**Records to process**
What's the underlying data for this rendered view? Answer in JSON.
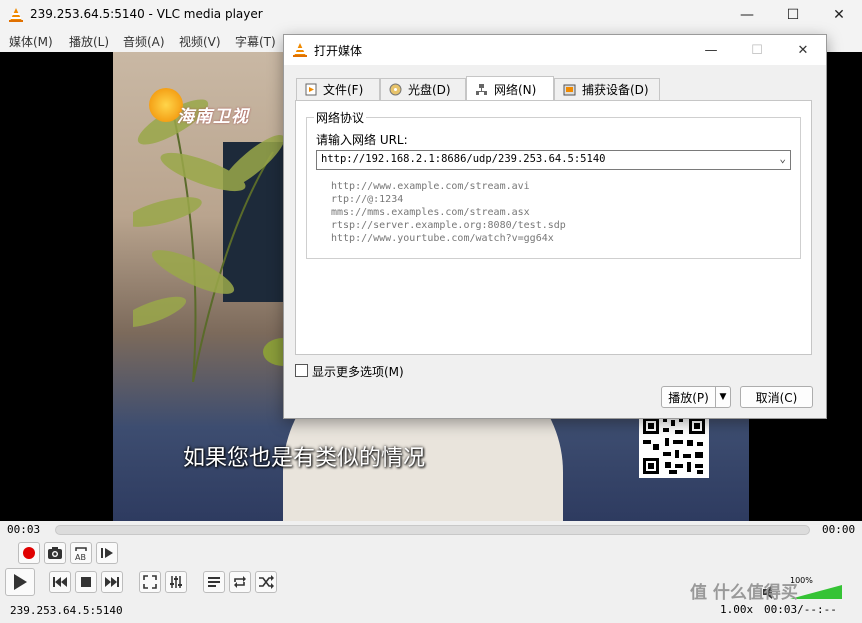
{
  "window": {
    "title": "239.253.64.5:5140 - VLC media player",
    "minimize_glyph": "—",
    "maximize_glyph": "☐",
    "close_glyph": "✕"
  },
  "menu": [
    {
      "label": "媒体(M)"
    },
    {
      "label": "播放(L)"
    },
    {
      "label": "音频(A)"
    },
    {
      "label": "视频(V)"
    },
    {
      "label": "字幕(T)"
    }
  ],
  "video": {
    "channel_logo": "海南卫视",
    "subtitle": "如果您也是有类似的情况"
  },
  "seek": {
    "elapsed": "00:03",
    "total": "00:00",
    "progress": 0
  },
  "status": {
    "source": "239.253.64.5:5140",
    "speed": "1.00x",
    "times": "00:03/--:--",
    "volume_percent": "100%"
  },
  "dialog": {
    "title": "打开媒体",
    "tabs": [
      {
        "label": "文件(F)",
        "icon": "file-icon"
      },
      {
        "label": "光盘(D)",
        "icon": "disc-icon"
      },
      {
        "label": "网络(N)",
        "icon": "network-icon",
        "active": true
      },
      {
        "label": "捕获设备(D)",
        "icon": "capture-device-icon"
      }
    ],
    "group_label": "网络协议",
    "url_label": "请输入网络 URL:",
    "url_value": "http://192.168.2.1:8686/udp/239.253.64.5:5140",
    "examples": [
      "http://www.example.com/stream.avi",
      "rtp://@:1234",
      "mms://mms.examples.com/stream.asx",
      "rtsp://server.example.org:8080/test.sdp",
      "http://www.yourtube.com/watch?v=gg64x"
    ],
    "more_options_label": "显示更多选项(M)",
    "more_options_checked": false,
    "play_label": "播放(P)",
    "cancel_label": "取消(C)"
  },
  "watermark": "值 什么值得买",
  "colors": {
    "vlc_orange": "#f08a00",
    "record_red": "#e00000",
    "volume_green": "#35c335"
  }
}
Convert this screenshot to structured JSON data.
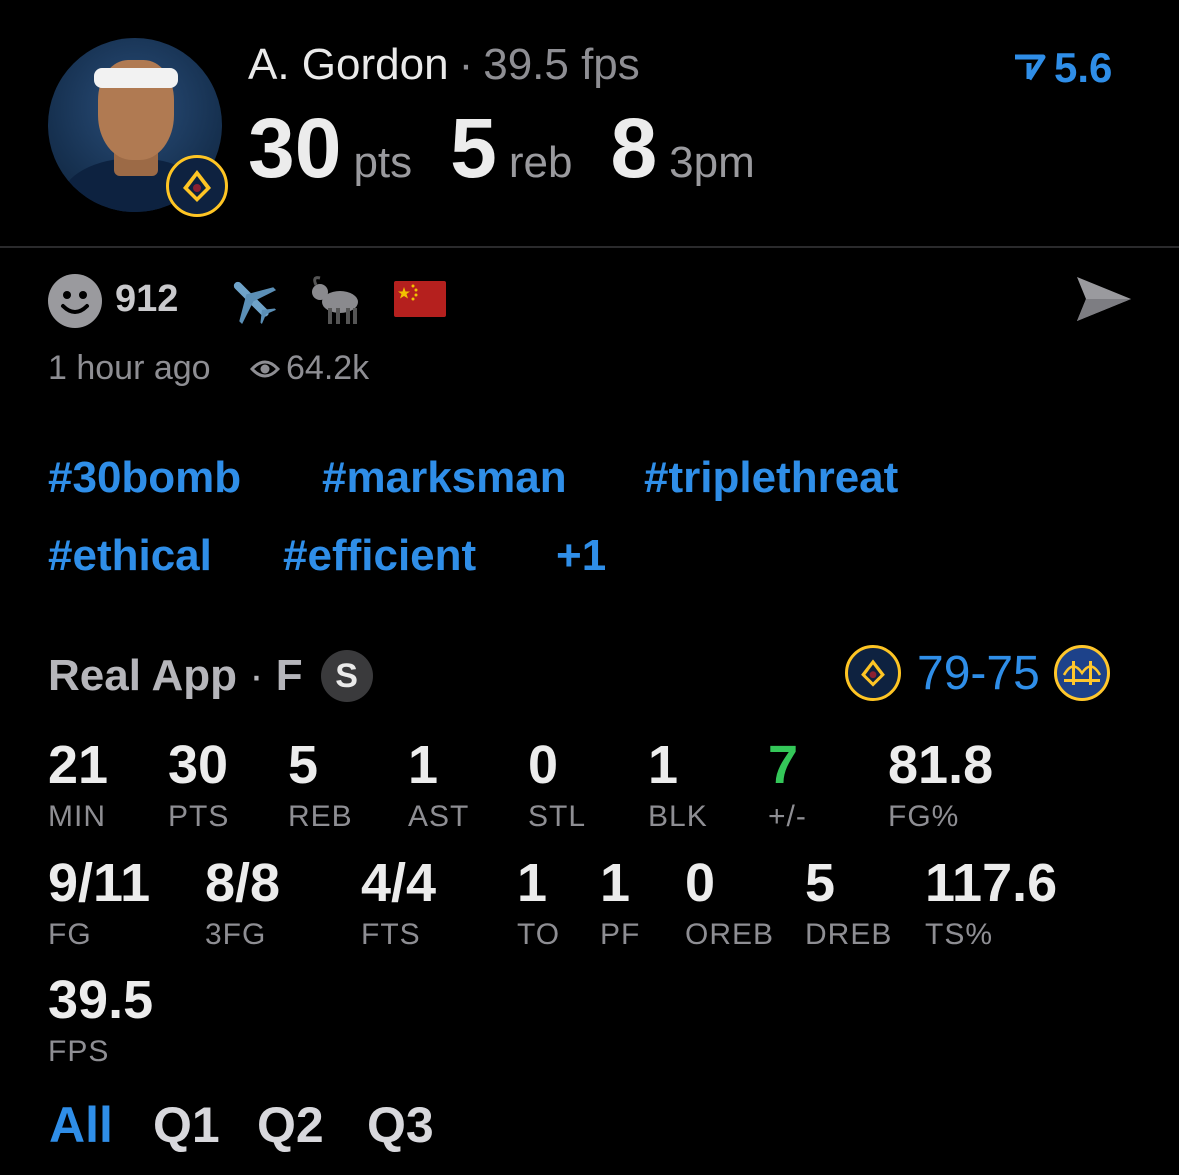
{
  "player": {
    "name": "A. Gordon",
    "fps_text": "39.5 fps",
    "rating": "5.6",
    "big_stats": [
      {
        "value": "30",
        "unit": "pts"
      },
      {
        "value": "5",
        "unit": "reb"
      },
      {
        "value": "8",
        "unit": "3pm"
      }
    ]
  },
  "reactions": {
    "count": "912",
    "time": "1 hour ago",
    "views": "64.2k",
    "emojis": [
      "airplane",
      "goat",
      "china-flag"
    ]
  },
  "tags": [
    "#30bomb",
    "#marksman",
    "#triplethreat",
    "#ethical",
    "#efficient",
    "+1"
  ],
  "game": {
    "source": "Real App",
    "position": "F",
    "badge": "S",
    "home_score": "79",
    "sep": "-",
    "away_score": "75"
  },
  "stats_row1": [
    {
      "value": "21",
      "label": "MIN"
    },
    {
      "value": "30",
      "label": "PTS"
    },
    {
      "value": "5",
      "label": "REB"
    },
    {
      "value": "1",
      "label": "AST"
    },
    {
      "value": "0",
      "label": "STL"
    },
    {
      "value": "1",
      "label": "BLK"
    },
    {
      "value": "7",
      "label": "+/-"
    },
    {
      "value": "81.8",
      "label": "FG%"
    }
  ],
  "stats_row2": [
    {
      "value": "9/11",
      "label": "FG"
    },
    {
      "value": "8/8",
      "label": "3FG"
    },
    {
      "value": "4/4",
      "label": "FTS"
    },
    {
      "value": "1",
      "label": "TO"
    },
    {
      "value": "1",
      "label": "PF"
    },
    {
      "value": "0",
      "label": "OREB"
    },
    {
      "value": "5",
      "label": "DREB"
    },
    {
      "value": "117.6",
      "label": "TS%"
    }
  ],
  "stats_row3": [
    {
      "value": "39.5",
      "label": "FPS"
    }
  ],
  "tabs": [
    "All",
    "Q1",
    "Q2",
    "Q3"
  ],
  "colors": {
    "accent": "#2f8ee8",
    "positive": "#34c759",
    "nuggets_gold": "#fec524",
    "nuggets_navy": "#0e2240",
    "warriors_blue": "#1d428a"
  }
}
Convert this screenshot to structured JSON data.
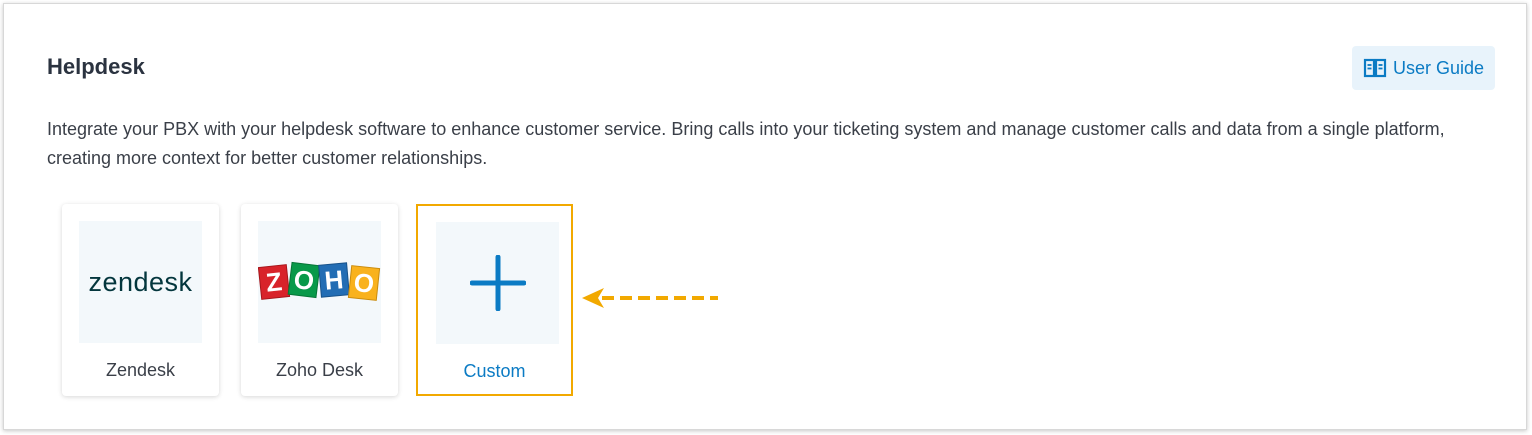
{
  "header": {
    "title": "Helpdesk",
    "user_guide_label": "User Guide"
  },
  "description": "Integrate your PBX with your helpdesk software to enhance customer service. Bring calls into your ticketing system and manage customer calls and data from a single platform, creating more context for better customer relationships.",
  "integrations": [
    {
      "name": "Zendesk",
      "logo_text": "zendesk"
    },
    {
      "name": "Zoho Desk",
      "logo_letters": [
        "Z",
        "O",
        "H",
        "O"
      ]
    },
    {
      "name": "Custom",
      "icon": "plus-icon"
    }
  ],
  "colors": {
    "accent": "#0b7bc4",
    "highlight": "#f2a900",
    "zoho_letters": [
      "#d8232a",
      "#089949",
      "#226db4",
      "#f9b21d"
    ]
  }
}
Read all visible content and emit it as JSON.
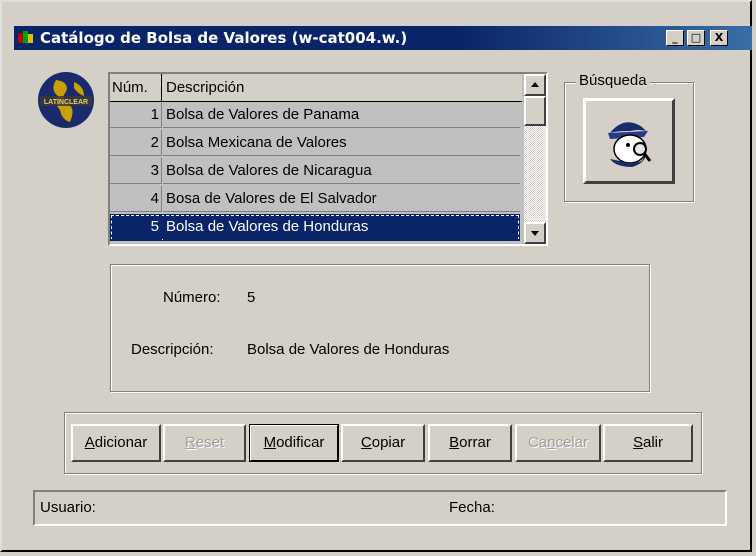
{
  "window": {
    "title": "Catálogo de Bolsa de Valores (w-cat004.w.)",
    "minimize": "_",
    "maximize": "□",
    "close": "X"
  },
  "logo_text": "LATINCLEAR",
  "grid": {
    "headers": {
      "num": "Núm.",
      "desc": "Descripción"
    },
    "rows": [
      {
        "num": "1",
        "desc": "Bolsa de Valores de Panama"
      },
      {
        "num": "2",
        "desc": "Bolsa Mexicana de Valores"
      },
      {
        "num": "3",
        "desc": "Bolsa de Valores de Nicaragua"
      },
      {
        "num": "4",
        "desc": "Bosa de Valores de El Salvador"
      },
      {
        "num": "5",
        "desc": "Bolsa de Valores de Honduras"
      }
    ],
    "selected_index": 4
  },
  "search": {
    "label": "Búsqueda"
  },
  "detail": {
    "numero_label": "Número:",
    "numero_value": "5",
    "descripcion_label": "Descripción:",
    "descripcion_value": "Bolsa de Valores de Honduras"
  },
  "buttons": {
    "adicionar": {
      "first": "A",
      "rest": "dicionar"
    },
    "reset": {
      "first": "R",
      "rest": "eset"
    },
    "modificar": {
      "first": "M",
      "rest": "odificar"
    },
    "copiar": {
      "first": "C",
      "rest": "opiar"
    },
    "borrar": {
      "first": "B",
      "rest": "orrar"
    },
    "cancelar": {
      "pre": "Ca",
      "u": "n",
      "rest": "celar"
    },
    "salir": {
      "first": "S",
      "rest": "alir"
    }
  },
  "status": {
    "usuario_label": "Usuario:",
    "fecha_label": "Fecha:"
  },
  "colors": {
    "titlebar": "#0a246a",
    "selection": "#0a246a",
    "face": "#d4d0c8"
  }
}
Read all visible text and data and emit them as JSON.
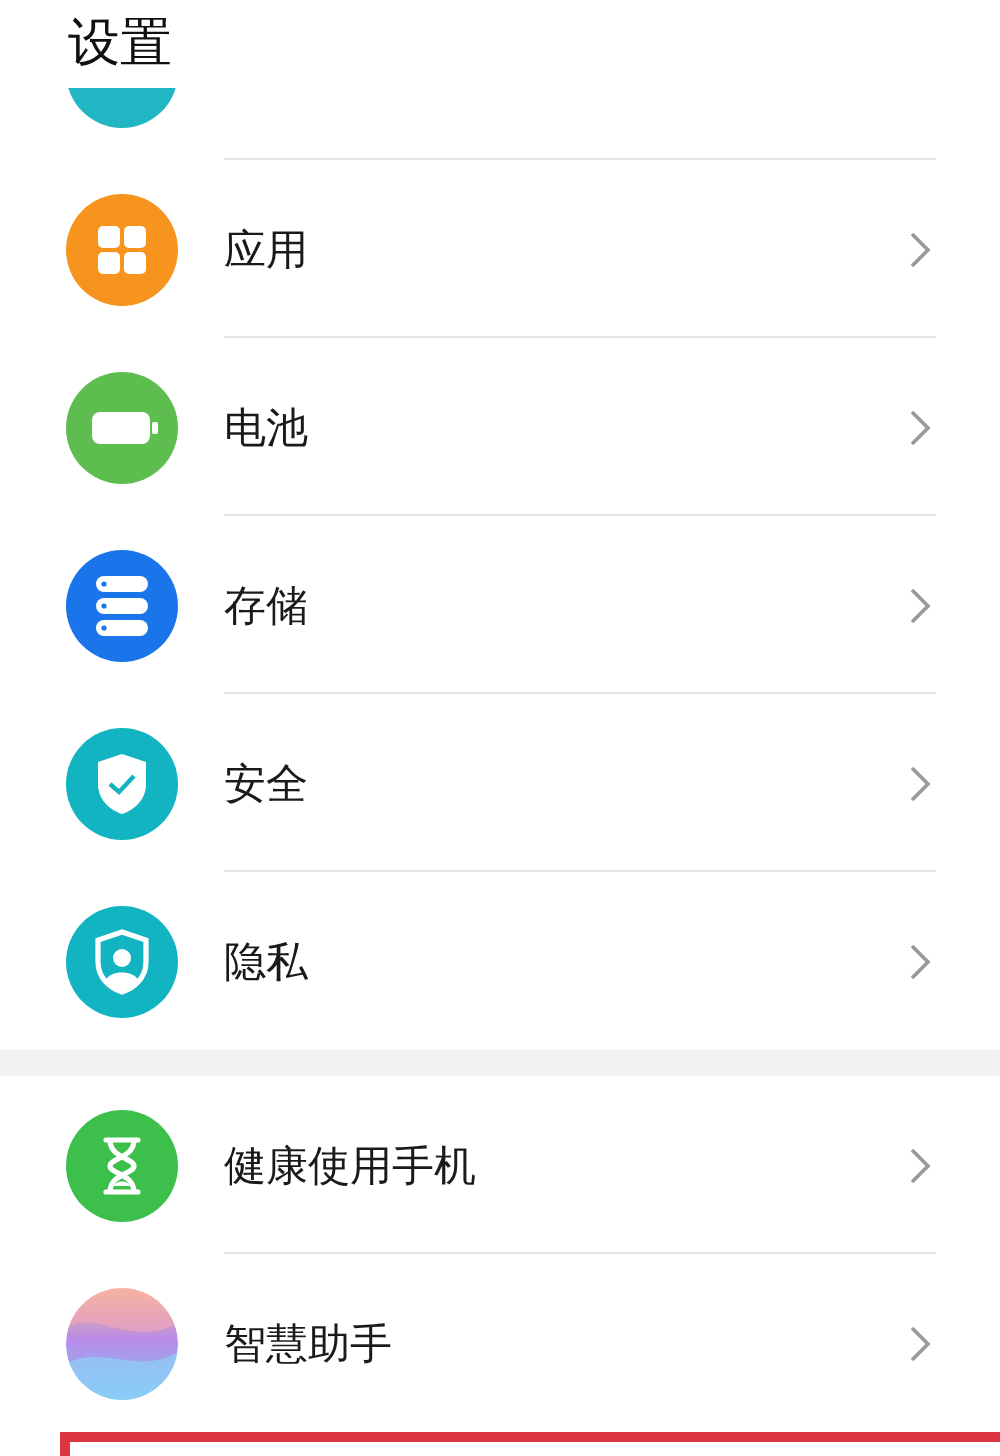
{
  "title": "设置",
  "groups": [
    {
      "items": [
        {
          "kind": "partial",
          "color": "#20b6c3"
        },
        {
          "kind": "apps",
          "label": "应用",
          "color": "#f7941d"
        },
        {
          "kind": "battery",
          "label": "电池",
          "color": "#5dbd4f"
        },
        {
          "kind": "storage",
          "label": "存储",
          "color": "#1a74ea"
        },
        {
          "kind": "security",
          "label": "安全",
          "color": "#13b4c1"
        },
        {
          "kind": "privacy",
          "label": "隐私",
          "color": "#13b4c1"
        }
      ]
    },
    {
      "items": [
        {
          "kind": "hourglass",
          "label": "健康使用手机",
          "color": "#3dbf4c"
        },
        {
          "kind": "assistant",
          "label": "智慧助手",
          "color": "#b98be8"
        }
      ]
    }
  ],
  "annotation": {
    "kind": "red-frame"
  }
}
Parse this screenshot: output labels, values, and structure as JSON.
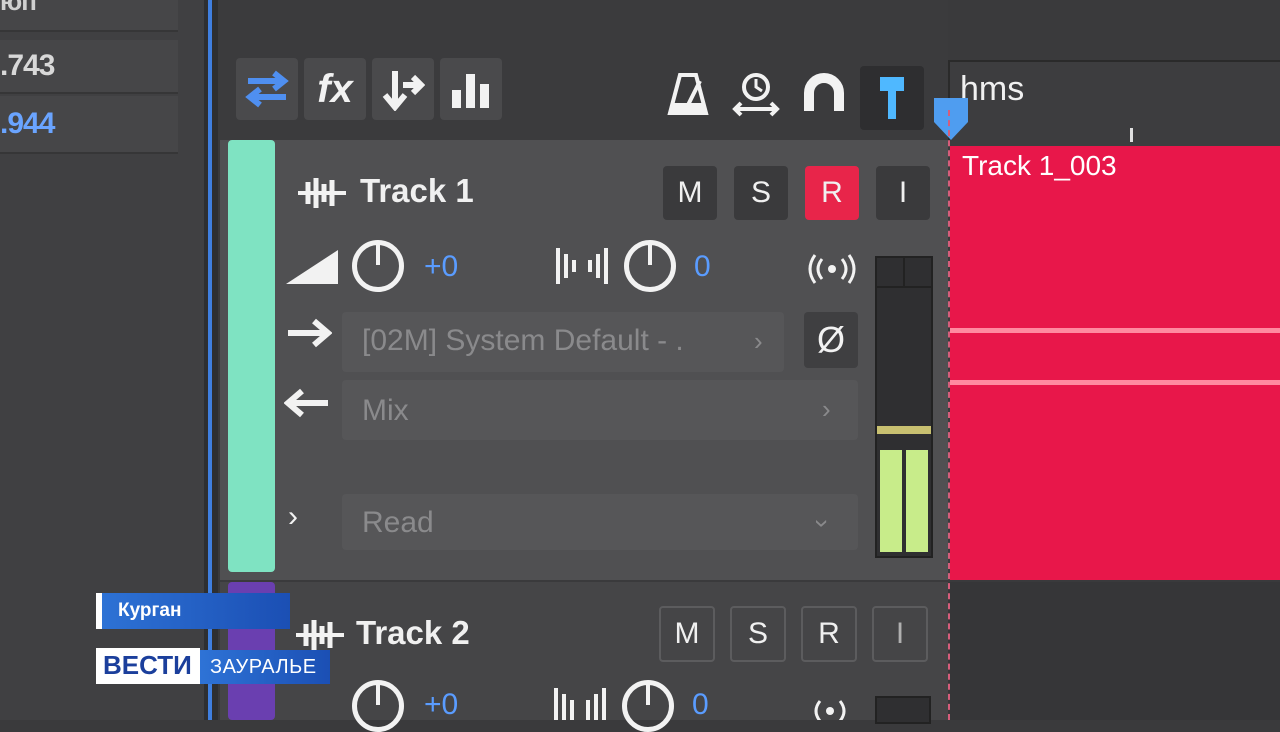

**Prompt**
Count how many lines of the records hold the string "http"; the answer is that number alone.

**Solved exercise**
3